As access to telemedicine grows, results from the 2018 Long-Term Care Trend poll show Americans age 40 and older have widespread comfort with the technology. Over half are comfortable using a live video service like Skype for a medication consultation or for ongoing management of a chronic condition. While telemedicine services may hold particular promise for older adults in need of long-term care, The Associated Press-NORC Center for Public Affairs Research survey finds that older Americans have some concerns, with the No. 1 concern being that it could result in lower-quality care.
Since 2013, The AP-NORC Center has conducted annual surveys investigating older Americans’ experiences and attitudes regarding long-term care to contribute data to help policymakers, health care systems, and families address this issue. This sixth poll in the annual series also finds that older Americans continue to lack confidence in their ability to afford the costs of long-term care services and that few believe social safety net programs will provide a similar level of benefits five years down the road.
For the first time, this year’s study also explored the perspectives of younger adults, those age 18 to 39, generating new insights on their views of long-term care and personal experiences with caregiving. The results comparing younger and older Americans are detailed here.
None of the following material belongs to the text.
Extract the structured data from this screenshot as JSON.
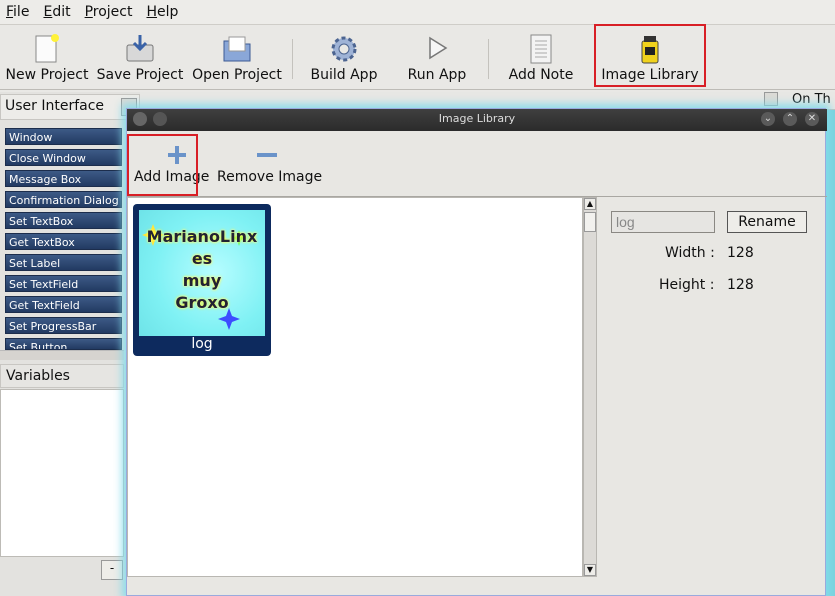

The AP-NORC Center conducted this study with funding from The SCAN Foundation. The poll includes 1,945 interviews with a nationally representative sample of Americans using the AmeriSpeak® Panel, including 423 adults age 18-39 and 1,522 adults age 40 and older.